And I know how she felt because when I was in Junior High I read a novel about hot rodders where, at the end, the hero drives off a bridge, his head collides with his girlfriend’s with a “bone-shattering crunch.” The End. I felt cheated. I went back and read the end again. Yep. Dead as can be. Let that be a lesson to you kids — no racing around in souped-up jalopies.

Read the rest of this post HERE.

Word Choice for Character Strength – From the Writer’s in the Storm blog

Elizabeth Essex

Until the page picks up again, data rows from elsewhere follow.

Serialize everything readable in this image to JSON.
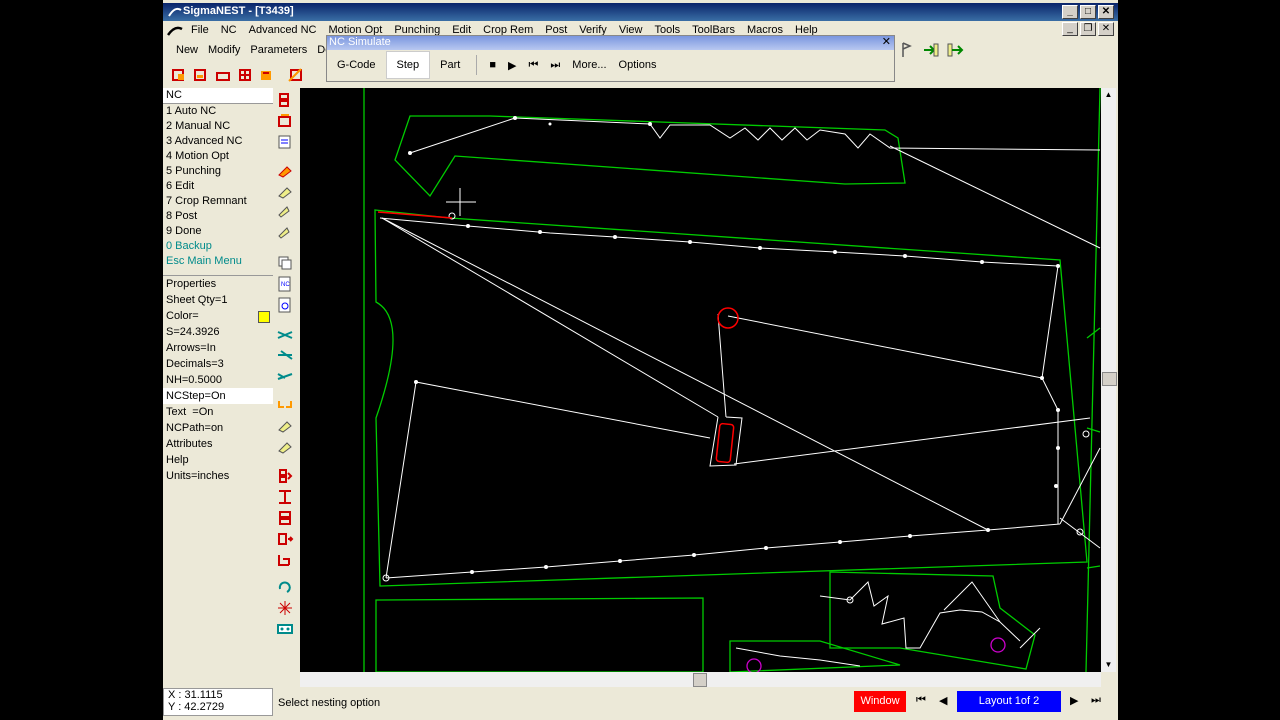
{
  "window": {
    "title": "SigmaNEST - [T3439]"
  },
  "menubar": [
    "File",
    "NC",
    "Advanced NC",
    "Motion Opt",
    "Punching",
    "Edit",
    "Crop Rem",
    "Post",
    "Verify",
    "View",
    "Tools",
    "ToolBars",
    "Macros",
    "Help"
  ],
  "toolbar1": [
    "New",
    "Modify",
    "Parameters",
    "De"
  ],
  "nc_simulate": {
    "title": "NC Simulate",
    "tabs": [
      "G-Code",
      "Step",
      "Part"
    ],
    "selected_tab": "Step",
    "more": "More...",
    "options": "Options"
  },
  "nc_menu": {
    "header": "NC",
    "items": [
      "1 Auto NC",
      "2 Manual NC",
      "3 Advanced NC",
      "4 Motion Opt",
      "5 Punching",
      "6 Edit",
      "7 Crop Remnant",
      "8 Post",
      "9 Done"
    ],
    "backup": "0 Backup",
    "main_menu": "Esc Main Menu"
  },
  "properties": {
    "header": "Properties",
    "items": [
      "Sheet Qty=1",
      "Color=",
      "S=24.3926",
      "Arrows=In",
      "Decimals=3",
      "NH=0.5000",
      "NCStep=On",
      "Text  =On",
      "NCPath=on",
      "Attributes",
      "Help",
      "Units=inches"
    ],
    "highlighted_index": 6,
    "color_swatch": "#ffff00"
  },
  "status": {
    "x": "X : 31.1115",
    "y": "Y : 42.2729",
    "message": "Select nesting option",
    "window_btn": "Window",
    "layout": "Layout 1of 2"
  },
  "colors": {
    "part_outline": "#00cc00",
    "tool_path": "#ffffff",
    "highlight": "#ff0000",
    "marker": "#cc00cc"
  }
}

My favorite things about any book is always the CHARACTERS—I like Pride & Prejudice more than Northanger Abbey, because I like forthright Lizzie Bennet more than I like silly but well-meaning Catherine Moreland. But I love Persuasionbest of all because I LOVE sweet, kind, thoughtful, long-suffering Anne Elliot.

That is why I believe every word in your novel should serve two purposes:

— to move the plot forward,

— and give greater insight into the characters

so our readers have an authentic and immersive experience—that is, a unique experience that they witness through eyes, ears, sensory experiences and emotions of our characters.

We can achieve this by using “power words,” “scene-themed words,” but more especially “character-themed” words.

Power Words give strong images & associations and drive up tension

Scene-themed words give us the vital information to tell us where and when we are in the story and what’s going on.

Character-themed words give us insight into the mind and thoughts of our characters.

Read the rest of this post HERE.